Printer-friendly versionPDF version
a a
 
Type Size: Small
The Fiscal Times
January 28, 2014

Even before President Obama delivered the opening lines of his State of the Union Address Tuesday night, the White House made it clear the president wouldn’t take a minimalist approach to his latest political agenda. The president included scores of proposals aimed at boosting the economy, creating jobs and energy production and helping the middle class.

Many of these proposals require congressional approval from a recalcitrant Congress, while others can be implemented by executive action. If prior wish lists are any indicator, most of these proposals will never see the light of day.

Here are the highlights of Obama’s latest Wish List, including helping the middle class.

Key Executive Actions the President Will Take in 2014:
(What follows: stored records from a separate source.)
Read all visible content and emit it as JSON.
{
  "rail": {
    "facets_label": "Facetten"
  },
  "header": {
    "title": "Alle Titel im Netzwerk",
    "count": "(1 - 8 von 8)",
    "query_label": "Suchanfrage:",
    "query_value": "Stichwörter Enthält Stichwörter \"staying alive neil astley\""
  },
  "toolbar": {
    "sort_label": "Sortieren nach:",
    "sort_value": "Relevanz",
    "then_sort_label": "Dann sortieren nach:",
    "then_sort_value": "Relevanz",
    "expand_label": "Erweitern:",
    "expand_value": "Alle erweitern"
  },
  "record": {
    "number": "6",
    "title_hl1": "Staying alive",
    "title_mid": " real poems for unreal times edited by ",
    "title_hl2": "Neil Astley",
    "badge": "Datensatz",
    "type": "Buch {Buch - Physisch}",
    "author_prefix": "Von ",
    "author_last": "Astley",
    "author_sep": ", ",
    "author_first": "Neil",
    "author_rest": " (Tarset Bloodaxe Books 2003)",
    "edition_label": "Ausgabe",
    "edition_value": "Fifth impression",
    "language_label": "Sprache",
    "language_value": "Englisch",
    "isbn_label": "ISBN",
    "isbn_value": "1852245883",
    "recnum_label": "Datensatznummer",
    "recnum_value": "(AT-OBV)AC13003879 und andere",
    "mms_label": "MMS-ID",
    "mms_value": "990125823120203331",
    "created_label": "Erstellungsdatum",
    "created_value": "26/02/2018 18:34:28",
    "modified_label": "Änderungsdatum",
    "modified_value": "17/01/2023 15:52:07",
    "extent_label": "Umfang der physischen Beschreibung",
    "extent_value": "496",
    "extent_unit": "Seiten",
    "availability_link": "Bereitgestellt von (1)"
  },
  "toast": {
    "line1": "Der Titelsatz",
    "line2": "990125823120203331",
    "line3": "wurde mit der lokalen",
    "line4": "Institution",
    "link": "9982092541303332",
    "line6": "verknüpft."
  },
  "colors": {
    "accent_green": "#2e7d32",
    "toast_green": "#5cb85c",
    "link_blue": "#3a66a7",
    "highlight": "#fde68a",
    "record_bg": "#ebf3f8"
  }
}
  • Raising the Minimum Wage through executive order to $10.10 for federal contract workers.
  • Creating “myRA” – a new starter savings account to help millions save for retirement.
  • Host a summit on Working Families to highlight policies that will assure global competition
  • Launching four new manufacturing institutes to create jobs.
  • Partnering with leading CEOs to help the long-term unemployed.
  • Increasing fuel efficiency for truck
  • Redesigning high schools to teach “real world” skills.

Continuing to Work with Congress
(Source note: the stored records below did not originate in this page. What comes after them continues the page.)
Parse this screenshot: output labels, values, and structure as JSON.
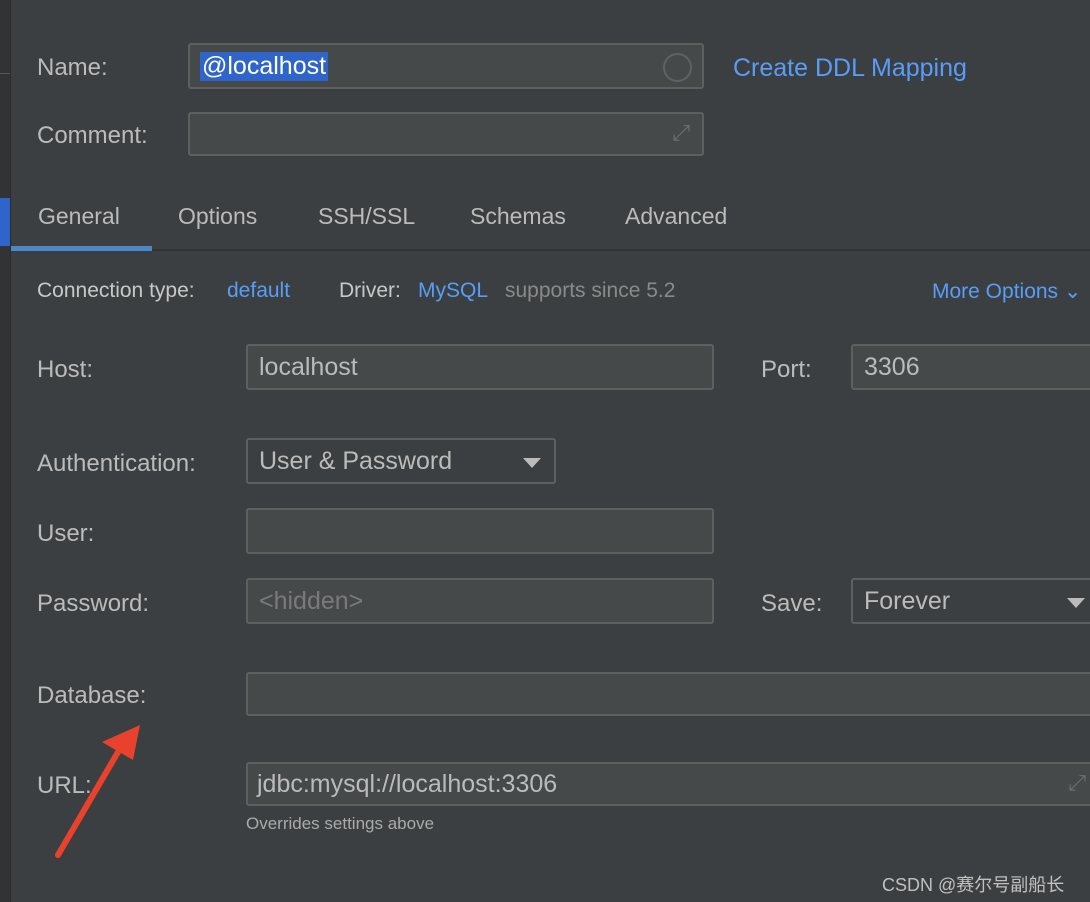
{
  "name": {
    "label": "Name:",
    "value": "@localhost"
  },
  "comment": {
    "label": "Comment:",
    "value": ""
  },
  "create_ddl": "Create DDL Mapping",
  "tabs": [
    {
      "label": "General",
      "active": true
    },
    {
      "label": "Options"
    },
    {
      "label": "SSH/SSL"
    },
    {
      "label": "Schemas"
    },
    {
      "label": "Advanced"
    }
  ],
  "connection": {
    "type_label": "Connection type:",
    "type_value": "default",
    "driver_label": "Driver:",
    "driver_value": "MySQL",
    "driver_note": "supports since 5.2",
    "more_options": "More Options"
  },
  "host": {
    "label": "Host:",
    "value": "localhost"
  },
  "port": {
    "label": "Port:",
    "value": "3306"
  },
  "auth": {
    "label": "Authentication:",
    "value": "User & Password"
  },
  "user": {
    "label": "User:",
    "value": ""
  },
  "password": {
    "label": "Password:",
    "placeholder": "<hidden>"
  },
  "save": {
    "label": "Save:",
    "value": "Forever"
  },
  "database": {
    "label": "Database:",
    "value": ""
  },
  "url": {
    "label": "URL:",
    "value": "jdbc:mysql://localhost:3306",
    "note": "Overrides settings above"
  },
  "watermark": "CSDN @赛尔号副船长",
  "colors": {
    "accent": "#589df6",
    "selection": "#2f65ca",
    "annotation_arrow": "#e8412c"
  }
}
  • Immigration reform legislation taking into account House Republican proposals
  • Extending emergency unemployment insurance for three months.
  • Raising the minimum wage to $10.10 an hour for all Americans in stages, indexed to inflation.
  • Expanding the Earned Income Tax Credit for workers without children.
  • New IRAs for those who don’t have access to workplace individual retirement savings accounts.
  • Supporting workplace protections for women.
  • Five-fold increase in funding of SelectUSA program designed to help people find work.
  • Patent protection reforms.
  • Creation of shale gas development strategy to assure safe production.
  • Boosting utilization of natural gas in transportation and industry.
  • Ending Fannie Mae and Freddie Mac and replace them with a new housing finance system.
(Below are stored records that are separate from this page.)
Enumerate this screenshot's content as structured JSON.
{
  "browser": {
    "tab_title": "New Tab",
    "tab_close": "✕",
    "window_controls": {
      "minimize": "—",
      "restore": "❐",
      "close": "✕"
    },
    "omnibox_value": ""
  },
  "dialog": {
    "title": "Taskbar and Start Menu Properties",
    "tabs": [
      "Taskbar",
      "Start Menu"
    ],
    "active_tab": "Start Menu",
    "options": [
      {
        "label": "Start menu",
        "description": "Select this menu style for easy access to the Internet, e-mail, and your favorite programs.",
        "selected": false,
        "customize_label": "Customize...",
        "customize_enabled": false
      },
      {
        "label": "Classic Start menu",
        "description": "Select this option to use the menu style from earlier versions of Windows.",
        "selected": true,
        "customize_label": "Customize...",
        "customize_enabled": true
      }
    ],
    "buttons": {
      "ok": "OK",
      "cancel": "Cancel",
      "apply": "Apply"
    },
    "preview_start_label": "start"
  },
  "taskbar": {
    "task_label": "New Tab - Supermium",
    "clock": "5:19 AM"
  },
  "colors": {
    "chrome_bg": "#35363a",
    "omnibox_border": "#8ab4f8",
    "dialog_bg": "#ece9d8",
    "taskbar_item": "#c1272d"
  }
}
Top Reads from The Fiscal Times: 

Washington Editor and D.C. Bureau Chief Eric Pianin is a veteran journalist who has covered the federal government, congressional budget and tax issues, and national politics. He spent over 25 years at The Washington Post.